** Task data follows **
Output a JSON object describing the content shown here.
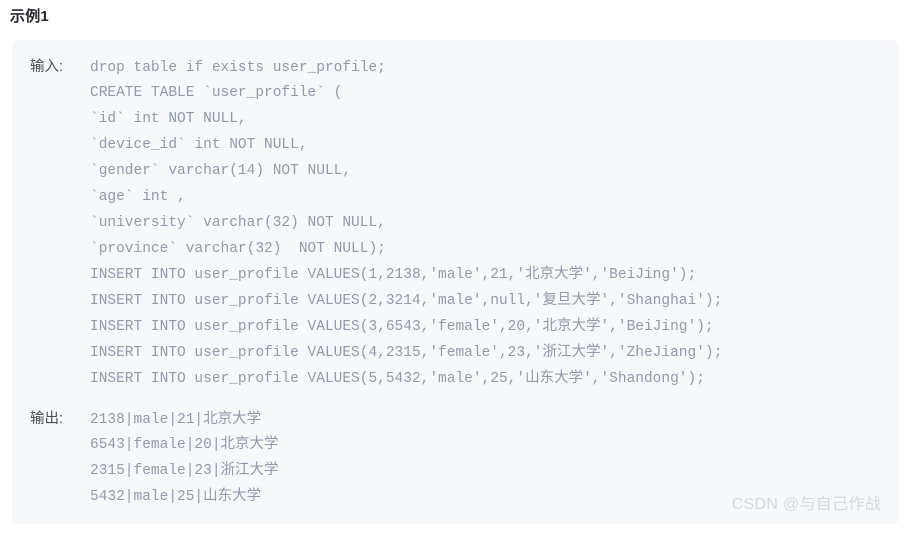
{
  "heading": {
    "title": "示例1"
  },
  "code_block": {
    "background_color": "#f7f8fa",
    "code_color": "#9099ad",
    "label_color": "#4a4f57",
    "input": {
      "label": "输入:",
      "lines": [
        "drop table if exists user_profile;",
        "CREATE TABLE `user_profile` (",
        "`id` int NOT NULL,",
        "`device_id` int NOT NULL,",
        "`gender` varchar(14) NOT NULL,",
        "`age` int ,",
        "`university` varchar(32) NOT NULL,",
        "`province` varchar(32)  NOT NULL);",
        "INSERT INTO user_profile VALUES(1,2138,'male',21,'北京大学','BeiJing');",
        "INSERT INTO user_profile VALUES(2,3214,'male',null,'复旦大学','Shanghai');",
        "INSERT INTO user_profile VALUES(3,6543,'female',20,'北京大学','BeiJing');",
        "INSERT INTO user_profile VALUES(4,2315,'female',23,'浙江大学','ZheJiang');",
        "INSERT INTO user_profile VALUES(5,5432,'male',25,'山东大学','Shandong');"
      ]
    },
    "output": {
      "label": "输出:",
      "lines": [
        "2138|male|21|北京大学",
        "6543|female|20|北京大学",
        "2315|female|23|浙江大学",
        "5432|male|25|山东大学"
      ]
    }
  },
  "watermark": {
    "text": "CSDN @与自己作战"
  }
}
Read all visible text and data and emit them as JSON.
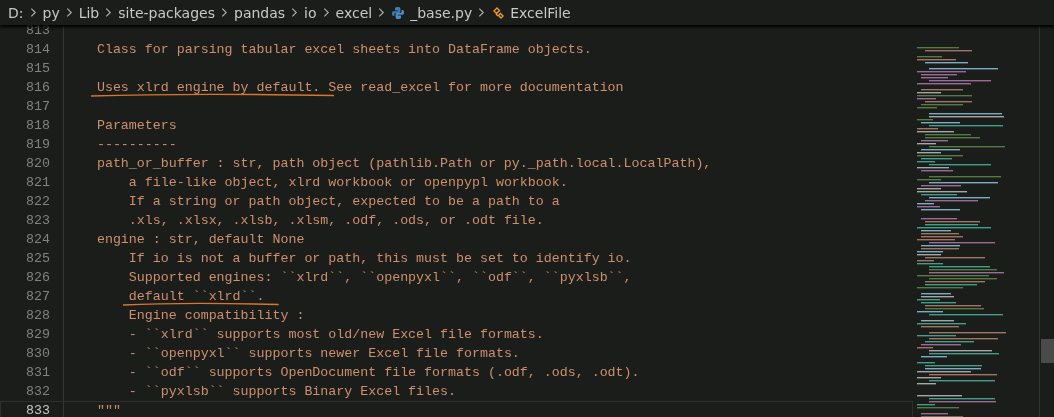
{
  "breadcrumbs": [
    {
      "label": "D:",
      "kind": "folder"
    },
    {
      "label": "py",
      "kind": "folder"
    },
    {
      "label": "Lib",
      "kind": "folder"
    },
    {
      "label": "site-packages",
      "kind": "folder"
    },
    {
      "label": "pandas",
      "kind": "folder"
    },
    {
      "label": "io",
      "kind": "folder"
    },
    {
      "label": "excel",
      "kind": "folder"
    },
    {
      "label": "_base.py",
      "kind": "python-file"
    },
    {
      "label": "ExcelFile",
      "kind": "class"
    }
  ],
  "editor": {
    "lines": [
      {
        "number": "813",
        "current": false
      },
      {
        "number": "814",
        "current": false,
        "text": "    Class for parsing tabular excel sheets into DataFrame objects."
      },
      {
        "number": "815",
        "current": false
      },
      {
        "number": "816",
        "current": false,
        "marked": "    Uses xlrd engine by default.",
        "text": " See read_excel for more documentation"
      },
      {
        "number": "817",
        "current": false
      },
      {
        "number": "818",
        "current": false,
        "text": "    Parameters"
      },
      {
        "number": "819",
        "current": false,
        "text": "    ----------"
      },
      {
        "number": "820",
        "current": false,
        "text": "    path_or_buffer : str, path object (pathlib.Path or py._path.local.LocalPath),"
      },
      {
        "number": "821",
        "current": false,
        "text": "        a file-like object, xlrd workbook or openpypl workbook."
      },
      {
        "number": "822",
        "current": false,
        "text": "        If a string or path object, expected to be a path to a"
      },
      {
        "number": "823",
        "current": false,
        "text": "        .xls, .xlsx, .xlsb, .xlsm, .odf, .ods, or .odt file."
      },
      {
        "number": "824",
        "current": false,
        "text": "    engine : str, default None"
      },
      {
        "number": "825",
        "current": false,
        "text": "        If io is not a buffer or path, this must be set to identify io."
      },
      {
        "number": "826",
        "current": false,
        "text": "        Supported engines: ``xlrd``, ``openpyxl``, ``odf``, ``pyxlsb``,"
      },
      {
        "number": "827",
        "current": false,
        "marked": "        default ``xlrd``."
      },
      {
        "number": "828",
        "current": false,
        "text": "        Engine compatibility :"
      },
      {
        "number": "829",
        "current": false,
        "text": "        - ``xlrd`` supports most old/new Excel file formats."
      },
      {
        "number": "830",
        "current": false,
        "text": "        - ``openpyxl`` supports newer Excel file formats."
      },
      {
        "number": "831",
        "current": false,
        "text": "        - ``odf`` supports OpenDocument file formats (.odf, .ods, .odt)."
      },
      {
        "number": "832",
        "current": false,
        "text": "        - ``pyxlsb`` supports Binary Excel files."
      },
      {
        "number": "833",
        "current": true,
        "text": "    \"\"\""
      }
    ]
  }
}
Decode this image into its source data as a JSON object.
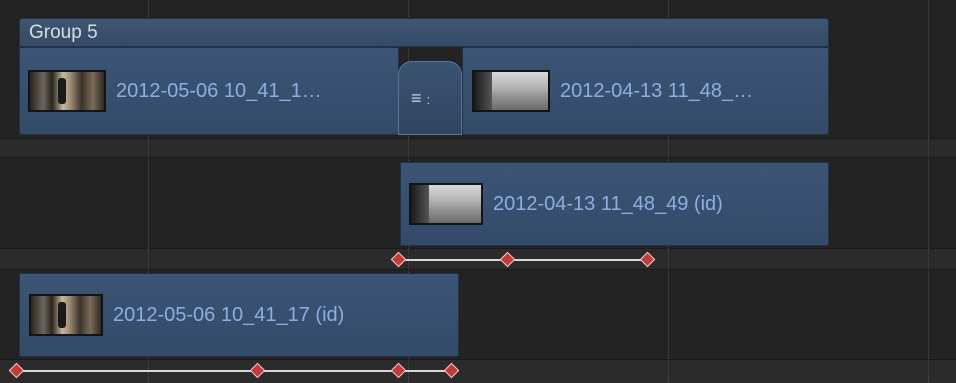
{
  "group": {
    "title": "Group 5"
  },
  "lanes": {
    "group_clip_a": {
      "label": "2012-05-06 10_41_1…",
      "thumbnail": "room-scene"
    },
    "group_clip_b": {
      "label": "2012-04-13 11_48_…",
      "thumbnail": "wall-scene"
    },
    "transition": {
      "icon": "transition-menu-icon",
      "glyph": "≡",
      "extra": ":"
    },
    "clip_mid": {
      "label": "2012-04-13 11_48_49 (id)",
      "thumbnail": "wall-scene"
    },
    "clip_low": {
      "label": "2012-05-06 10_41_17 (id)",
      "thumbnail": "room-scene"
    }
  },
  "keyframe_rows": {
    "mid": {
      "count": 3,
      "color": "#c23b3b"
    },
    "low": {
      "count": 4,
      "color": "#c23b3b"
    }
  },
  "colors": {
    "clip": "#3c5575",
    "label": "#8eaee0",
    "background": "#232323",
    "keyframe": "#c23b3b"
  }
}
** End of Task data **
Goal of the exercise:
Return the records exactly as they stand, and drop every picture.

Response area:
Output a JSON object describing the content shown here.
{
  "heading": {
    "title": "示例1"
  },
  "code_block": {
    "background_color": "#f7f8fa",
    "code_color": "#9099ad",
    "label_color": "#4a4f57",
    "input": {
      "label": "输入:",
      "lines": [
        "drop table if exists user_profile;",
        "CREATE TABLE `user_profile` (",
        "`id` int NOT NULL,",
        "`device_id` int NOT NULL,",
        "`gender` varchar(14) NOT NULL,",
        "`age` int ,",
        "`university` varchar(32) NOT NULL,",
        "`province` varchar(32)  NOT NULL);",
        "INSERT INTO user_profile VALUES(1,2138,'male',21,'北京大学','BeiJing');",
        "INSERT INTO user_profile VALUES(2,3214,'male',null,'复旦大学','Shanghai');",
        "INSERT INTO user_profile VALUES(3,6543,'female',20,'北京大学','BeiJing');",
        "INSERT INTO user_profile VALUES(4,2315,'female',23,'浙江大学','ZheJiang');",
        "INSERT INTO user_profile VALUES(5,5432,'male',25,'山东大学','Shandong');"
      ]
    },
    "output": {
      "label": "输出:",
      "lines": [
        "2138|male|21|北京大学",
        "6543|female|20|北京大学",
        "2315|female|23|浙江大学",
        "5432|male|25|山东大学"
      ]
    }
  },
  "watermark": {
    "text": "CSDN @与自己作战"
  }
}
Read all visible text and data and emit them as JSON.
{
  "breadcrumbs": [
    {
      "label": "D:",
      "kind": "folder"
    },
    {
      "label": "py",
      "kind": "folder"
    },
    {
      "label": "Lib",
      "kind": "folder"
    },
    {
      "label": "site-packages",
      "kind": "folder"
    },
    {
      "label": "pandas",
      "kind": "folder"
    },
    {
      "label": "io",
      "kind": "folder"
    },
    {
      "label": "excel",
      "kind": "folder"
    },
    {
      "label": "_base.py",
      "kind": "python-file"
    },
    {
      "label": "ExcelFile",
      "kind": "class"
    }
  ],
  "editor": {
    "lines": [
      {
        "number": "813",
        "current": false
      },
      {
        "number": "814",
        "current": false,
        "text": "    Class for parsing tabular excel sheets into DataFrame objects."
      },
      {
        "number": "815",
        "current": false
      },
      {
        "number": "816",
        "current": false,
        "marked": "    Uses xlrd engine by default.",
        "text": " See read_excel for more documentation"
      },
      {
        "number": "817",
        "current": false
      },
      {
        "number": "818",
        "current": false,
        "text": "    Parameters"
      },
      {
        "number": "819",
        "current": false,
        "text": "    ----------"
      },
      {
        "number": "820",
        "current": false,
        "text": "    path_or_buffer : str, path object (pathlib.Path or py._path.local.LocalPath),"
      },
      {
        "number": "821",
        "current": false,
        "text": "        a file-like object, xlrd workbook or openpypl workbook."
      },
      {
        "number": "822",
        "current": false,
        "text": "        If a string or path object, expected to be a path to a"
      },
      {
        "number": "823",
        "current": false,
        "text": "        .xls, .xlsx, .xlsb, .xlsm, .odf, .ods, or .odt file."
      },
      {
        "number": "824",
        "current": false,
        "text": "    engine : str, default None"
      },
      {
        "number": "825",
        "current": false,
        "text": "        If io is not a buffer or path, this must be set to identify io."
      },
      {
        "number": "826",
        "current": false,
        "text": "        Supported engines: ``xlrd``, ``openpyxl``, ``odf``, ``pyxlsb``,"
      },
      {
        "number": "827",
        "current": false,
        "marked": "        default ``xlrd``."
      },
      {
        "number": "828",
        "current": false,
        "text": "        Engine compatibility :"
      },
      {
        "number": "829",
        "current": false,
        "text": "        - ``xlrd`` supports most old/new Excel file formats."
      },
      {
        "number": "830",
        "current": false,
        "text": "        - ``openpyxl`` supports newer Excel file formats."
      },
      {
        "number": "831",
        "current": false,
        "text": "        - ``odf`` supports OpenDocument file formats (.odf, .ods, .odt)."
      },
      {
        "number": "832",
        "current": false,
        "text": "        - ``pyxlsb`` supports Binary Excel files."
      },
      {
        "number": "833",
        "current": true,
        "text": "    \"\"\""
      }
    ]
  }
}
Decode this image into its source data as a JSON object.
{
  "group": {
    "title": "Group 5"
  },
  "lanes": {
    "group_clip_a": {
      "label": "2012-05-06 10_41_1…",
      "thumbnail": "room-scene"
    },
    "group_clip_b": {
      "label": "2012-04-13 11_48_…",
      "thumbnail": "wall-scene"
    },
    "transition": {
      "icon": "transition-menu-icon",
      "glyph": "≡",
      "extra": ":"
    },
    "clip_mid": {
      "label": "2012-04-13 11_48_49 (id)",
      "thumbnail": "wall-scene"
    },
    "clip_low": {
      "label": "2012-05-06 10_41_17 (id)",
      "thumbnail": "room-scene"
    }
  },
  "keyframe_rows": {
    "mid": {
      "count": 3,
      "color": "#c23b3b"
    },
    "low": {
      "count": 4,
      "color": "#c23b3b"
    }
  },
  "colors": {
    "clip": "#3c5575",
    "label": "#8eaee0",
    "background": "#232323",
    "keyframe": "#c23b3b"
  }
}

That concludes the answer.